**Task to complete**
The result should be the lines from the one holding "What data populates" to the final line of the records, retyped exactly.

**Information supplied**
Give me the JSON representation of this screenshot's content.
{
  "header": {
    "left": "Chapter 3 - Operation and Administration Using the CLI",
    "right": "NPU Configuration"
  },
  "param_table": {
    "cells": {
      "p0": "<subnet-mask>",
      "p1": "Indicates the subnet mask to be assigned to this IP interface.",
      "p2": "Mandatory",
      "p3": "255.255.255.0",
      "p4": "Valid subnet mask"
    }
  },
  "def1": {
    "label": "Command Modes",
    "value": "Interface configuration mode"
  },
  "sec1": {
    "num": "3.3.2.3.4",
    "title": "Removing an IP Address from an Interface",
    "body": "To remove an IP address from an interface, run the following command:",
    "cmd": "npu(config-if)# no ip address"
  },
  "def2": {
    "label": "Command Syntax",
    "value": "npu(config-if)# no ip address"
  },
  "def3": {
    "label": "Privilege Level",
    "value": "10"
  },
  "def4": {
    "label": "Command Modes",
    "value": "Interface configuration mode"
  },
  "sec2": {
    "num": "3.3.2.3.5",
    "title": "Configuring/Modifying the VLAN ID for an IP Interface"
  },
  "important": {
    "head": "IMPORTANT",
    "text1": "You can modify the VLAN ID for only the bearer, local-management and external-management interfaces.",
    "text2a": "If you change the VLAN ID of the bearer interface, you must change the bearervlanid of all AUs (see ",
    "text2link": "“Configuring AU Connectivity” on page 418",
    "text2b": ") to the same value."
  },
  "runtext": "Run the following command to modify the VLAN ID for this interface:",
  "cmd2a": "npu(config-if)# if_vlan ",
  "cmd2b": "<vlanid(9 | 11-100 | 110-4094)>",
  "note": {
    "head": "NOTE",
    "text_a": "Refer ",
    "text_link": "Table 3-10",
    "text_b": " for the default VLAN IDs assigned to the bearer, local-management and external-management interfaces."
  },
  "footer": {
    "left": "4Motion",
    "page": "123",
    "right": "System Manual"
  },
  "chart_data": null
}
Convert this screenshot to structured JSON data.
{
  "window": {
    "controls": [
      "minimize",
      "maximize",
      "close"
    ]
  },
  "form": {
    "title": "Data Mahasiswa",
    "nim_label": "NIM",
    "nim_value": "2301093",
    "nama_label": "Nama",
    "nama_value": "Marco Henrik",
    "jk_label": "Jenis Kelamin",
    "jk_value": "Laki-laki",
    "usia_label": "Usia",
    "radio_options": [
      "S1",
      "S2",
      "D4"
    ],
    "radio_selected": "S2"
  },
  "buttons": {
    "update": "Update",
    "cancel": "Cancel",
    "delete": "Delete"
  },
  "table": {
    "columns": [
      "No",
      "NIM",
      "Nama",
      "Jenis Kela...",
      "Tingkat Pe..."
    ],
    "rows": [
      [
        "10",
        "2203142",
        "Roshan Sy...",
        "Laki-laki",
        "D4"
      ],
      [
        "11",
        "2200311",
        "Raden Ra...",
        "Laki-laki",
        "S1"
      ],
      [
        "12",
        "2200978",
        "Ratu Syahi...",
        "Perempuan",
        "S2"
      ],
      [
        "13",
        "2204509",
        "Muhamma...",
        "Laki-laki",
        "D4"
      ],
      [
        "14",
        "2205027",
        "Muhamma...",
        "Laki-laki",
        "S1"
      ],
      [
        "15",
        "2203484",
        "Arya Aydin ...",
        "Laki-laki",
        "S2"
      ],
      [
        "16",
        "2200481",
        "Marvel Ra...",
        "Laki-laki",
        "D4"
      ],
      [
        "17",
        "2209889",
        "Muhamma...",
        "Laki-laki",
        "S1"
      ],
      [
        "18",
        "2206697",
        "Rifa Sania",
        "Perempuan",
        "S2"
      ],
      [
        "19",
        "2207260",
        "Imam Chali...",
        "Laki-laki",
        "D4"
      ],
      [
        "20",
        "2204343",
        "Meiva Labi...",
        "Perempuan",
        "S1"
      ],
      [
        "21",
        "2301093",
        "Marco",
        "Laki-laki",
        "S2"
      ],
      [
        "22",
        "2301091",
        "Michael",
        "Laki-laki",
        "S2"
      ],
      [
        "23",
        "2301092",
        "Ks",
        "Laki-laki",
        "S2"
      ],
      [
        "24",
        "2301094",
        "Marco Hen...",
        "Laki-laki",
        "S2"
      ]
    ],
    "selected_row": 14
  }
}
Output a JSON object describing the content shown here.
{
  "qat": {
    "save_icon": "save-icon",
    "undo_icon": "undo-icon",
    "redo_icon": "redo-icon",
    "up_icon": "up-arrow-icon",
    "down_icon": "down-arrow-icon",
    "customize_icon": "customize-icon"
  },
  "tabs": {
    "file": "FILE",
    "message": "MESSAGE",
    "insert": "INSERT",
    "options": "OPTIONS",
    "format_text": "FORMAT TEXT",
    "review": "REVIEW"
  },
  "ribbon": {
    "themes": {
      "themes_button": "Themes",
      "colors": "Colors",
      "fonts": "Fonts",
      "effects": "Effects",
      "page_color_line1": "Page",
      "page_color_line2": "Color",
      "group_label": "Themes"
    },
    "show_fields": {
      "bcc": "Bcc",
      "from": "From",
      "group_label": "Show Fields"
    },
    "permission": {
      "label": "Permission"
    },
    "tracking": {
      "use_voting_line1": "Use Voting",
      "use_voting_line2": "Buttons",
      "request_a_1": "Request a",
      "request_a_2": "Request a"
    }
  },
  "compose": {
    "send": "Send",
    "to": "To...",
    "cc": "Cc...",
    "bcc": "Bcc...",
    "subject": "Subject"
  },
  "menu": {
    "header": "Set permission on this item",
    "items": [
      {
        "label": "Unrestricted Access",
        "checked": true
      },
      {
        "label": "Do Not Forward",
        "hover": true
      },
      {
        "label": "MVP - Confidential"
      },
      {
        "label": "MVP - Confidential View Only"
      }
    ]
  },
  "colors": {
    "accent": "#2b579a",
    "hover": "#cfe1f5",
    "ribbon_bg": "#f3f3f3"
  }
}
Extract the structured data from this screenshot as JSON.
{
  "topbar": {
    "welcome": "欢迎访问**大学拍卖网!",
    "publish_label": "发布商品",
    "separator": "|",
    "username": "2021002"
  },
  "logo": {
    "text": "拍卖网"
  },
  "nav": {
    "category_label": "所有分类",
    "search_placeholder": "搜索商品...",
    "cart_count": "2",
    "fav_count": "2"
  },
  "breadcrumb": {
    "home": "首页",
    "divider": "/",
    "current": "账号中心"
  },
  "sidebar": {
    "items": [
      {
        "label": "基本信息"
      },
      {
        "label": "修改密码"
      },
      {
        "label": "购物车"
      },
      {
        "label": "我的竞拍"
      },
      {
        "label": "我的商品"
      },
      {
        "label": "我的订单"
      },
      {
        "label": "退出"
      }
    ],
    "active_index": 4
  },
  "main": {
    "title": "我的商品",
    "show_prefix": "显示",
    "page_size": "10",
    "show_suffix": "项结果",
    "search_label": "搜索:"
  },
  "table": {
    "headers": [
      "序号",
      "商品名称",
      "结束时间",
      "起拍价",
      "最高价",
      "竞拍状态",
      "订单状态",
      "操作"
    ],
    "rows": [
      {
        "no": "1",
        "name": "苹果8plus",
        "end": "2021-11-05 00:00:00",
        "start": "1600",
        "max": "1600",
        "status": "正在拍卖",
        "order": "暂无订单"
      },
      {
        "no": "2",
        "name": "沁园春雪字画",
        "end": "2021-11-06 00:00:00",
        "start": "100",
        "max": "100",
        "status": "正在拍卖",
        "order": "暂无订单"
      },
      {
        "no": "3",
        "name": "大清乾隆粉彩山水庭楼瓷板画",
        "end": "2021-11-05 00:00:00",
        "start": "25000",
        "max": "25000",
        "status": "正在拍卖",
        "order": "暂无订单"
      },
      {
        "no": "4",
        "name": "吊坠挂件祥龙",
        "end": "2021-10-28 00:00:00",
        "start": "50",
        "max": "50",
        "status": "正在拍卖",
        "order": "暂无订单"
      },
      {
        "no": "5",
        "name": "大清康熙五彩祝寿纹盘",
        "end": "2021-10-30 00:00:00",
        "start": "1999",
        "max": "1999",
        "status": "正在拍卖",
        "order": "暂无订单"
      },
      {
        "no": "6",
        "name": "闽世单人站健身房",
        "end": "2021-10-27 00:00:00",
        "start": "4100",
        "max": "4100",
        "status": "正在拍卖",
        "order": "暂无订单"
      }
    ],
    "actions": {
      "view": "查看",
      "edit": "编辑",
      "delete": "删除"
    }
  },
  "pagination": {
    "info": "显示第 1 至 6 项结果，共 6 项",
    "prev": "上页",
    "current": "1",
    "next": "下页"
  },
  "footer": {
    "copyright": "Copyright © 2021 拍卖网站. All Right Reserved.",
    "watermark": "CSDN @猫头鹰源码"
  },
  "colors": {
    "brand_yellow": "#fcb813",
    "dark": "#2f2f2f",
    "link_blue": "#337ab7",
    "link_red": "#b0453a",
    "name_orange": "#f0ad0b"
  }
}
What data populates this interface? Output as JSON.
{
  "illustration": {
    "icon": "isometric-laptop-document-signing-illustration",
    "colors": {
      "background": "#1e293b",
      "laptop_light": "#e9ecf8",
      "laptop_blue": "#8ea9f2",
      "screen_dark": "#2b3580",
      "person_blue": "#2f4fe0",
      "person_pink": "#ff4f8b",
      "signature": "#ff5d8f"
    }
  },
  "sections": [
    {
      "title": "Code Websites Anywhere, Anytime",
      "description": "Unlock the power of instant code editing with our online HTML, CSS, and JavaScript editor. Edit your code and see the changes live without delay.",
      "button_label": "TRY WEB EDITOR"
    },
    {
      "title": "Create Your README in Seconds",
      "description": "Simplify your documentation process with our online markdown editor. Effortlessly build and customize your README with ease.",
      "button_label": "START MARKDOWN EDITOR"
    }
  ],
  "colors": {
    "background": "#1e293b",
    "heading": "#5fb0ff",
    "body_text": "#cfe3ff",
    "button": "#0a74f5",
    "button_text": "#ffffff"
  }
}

**Answer to the exercise**
What data populates this interface? Output as JSON.
{
  "illustration": {
    "icon": "isometric-laptop-document-signing-illustration",
    "colors": {
      "background": "#1e293b",
      "laptop_light": "#e9ecf8",
      "laptop_blue": "#8ea9f2",
      "screen_dark": "#2b3580",
      "person_blue": "#2f4fe0",
      "person_pink": "#ff4f8b",
      "signature": "#ff5d8f"
    }
  },
  "sections": [
    {
      "title": "Code Websites Anywhere, Anytime",
      "description": "Unlock the power of instant code editing with our online HTML, CSS, and JavaScript editor. Edit your code and see the changes live without delay.",
      "button_label": "TRY WEB EDITOR"
    },
    {
      "title": "Create Your README in Seconds",
      "description": "Simplify your documentation process with our online markdown editor. Effortlessly build and customize your README with ease.",
      "button_label": "START MARKDOWN EDITOR"
    }
  ],
  "colors": {
    "background": "#1e293b",
    "heading": "#5fb0ff",
    "body_text": "#cfe3ff",
    "button": "#0a74f5",
    "button_text": "#ffffff"
  }
}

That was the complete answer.